Update your bank, credit card, social media, and email account passwords to try to limit further unauthorized access. Make sure to choose strong passwords when changing account passwords.

Report The Scam

Reporting helps protect others. While agencies can’t always track down perpetrators of crimes against scammers, they can utilize the information gathered to record patterns of abuse which may lead to action being taken against a company or industry.

Report your issue to the following agencies based on the nature of the scam:

  • Local Law Enforcement: Consumers are encouraged to report scams to their local police department or sheriff’s office, especially if you lost money or property or had your identity compromised.
  • Federal Trade Commission: Contact the Federal Trade Commission (FTC) at 1-877-FTC-HELP (1-877-382-4357) or use the Online Complaint Assistant to report various types of fraud, including counterfeit checks, lottery or sweepstakes scams, and more.
  • If someone is using your personal information, like your Social Security, credit card, or bank account number, to open new accounts, make purchases, or get a tax refund, report it at This federal government site will also help you create your Identity Theft Report and a personal recovery plan based on your situation. Questions can be directed to 877-ID THEFT.

How To Recognize a Phishing Scam

Scammers use email or text messages to try to steal your passwords, account numbers, or Social Security numbers. If they get that information, they could get access to your email, bank, or other accounts. Or they could sell your information to other scammers. Scammers launch thousands of phishing attacks like these every day — and they’re often successful.

Scammers often update their tactics to keep up with the latest news or trends, but here are some common tactics used in phishing emails or text messages:

Phishing emails and text messages often tell a story to trick you into clicking on a link or opening an attachment. You might get an unexpected email or text message that looks like it’s from a company you know or trust, like a bank or a credit card or utility company. Or maybe it’s from an online payment website or app. The message could be from a scammer, who might

  • say they’ve noticed some suspicious activity or log-in attempts — they haven’t
  • claim there’s a problem with your account or your payment information — there isn’t
  • say you need to confirm some personal or financial information — you don’t
  • include an invoice you don’t recognize — it’s fake
  • want you to click on a link to make a payment — but the link has malware
  • say you’re eligible to register for a government refund — it’s a scam
  • offer a coupon for free stuff — it’s not real

About Online Threat Alerts (OTA)

Online Threat Alerts or OTA is an anti-cybercrime community that started in 2012. OTA alerts the public to cyber crimes and other web threats.

By alerting the public, we have prevented a lot of online users from getting scammed or becoming victims of cybercrimes.

With the ever-increasing number of people going online, it important to have a community like OTA that continuously alerts or protects those same people from cyber-criminals, scammers and hackers, who are every day finding new ways of carrying out their malicious activities.

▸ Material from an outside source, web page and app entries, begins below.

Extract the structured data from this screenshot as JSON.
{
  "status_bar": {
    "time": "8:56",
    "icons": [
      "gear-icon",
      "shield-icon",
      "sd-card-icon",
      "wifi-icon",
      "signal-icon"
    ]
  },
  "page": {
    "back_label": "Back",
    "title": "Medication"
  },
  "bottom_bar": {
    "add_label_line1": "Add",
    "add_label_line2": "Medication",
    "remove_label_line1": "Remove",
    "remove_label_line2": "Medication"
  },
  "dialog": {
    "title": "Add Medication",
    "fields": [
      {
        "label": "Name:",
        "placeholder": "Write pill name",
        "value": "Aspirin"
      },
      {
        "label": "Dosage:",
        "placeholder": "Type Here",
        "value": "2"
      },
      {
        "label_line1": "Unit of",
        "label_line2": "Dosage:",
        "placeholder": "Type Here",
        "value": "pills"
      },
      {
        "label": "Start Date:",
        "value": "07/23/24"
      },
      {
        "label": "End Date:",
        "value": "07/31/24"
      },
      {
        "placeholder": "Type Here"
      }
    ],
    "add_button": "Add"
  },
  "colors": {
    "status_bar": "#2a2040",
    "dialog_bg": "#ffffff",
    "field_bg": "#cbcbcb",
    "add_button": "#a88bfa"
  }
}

Online users can help by reporting suspicious or malicious messages or websites to OTA. And, if they want to determine if a message or website is a threat or scam, they can use OTA's search engine to search for the website or parts of the message for information.

Help maintain Online Threat Alerts (OTA). is a Scam - Do Not Rent Your Facebook Account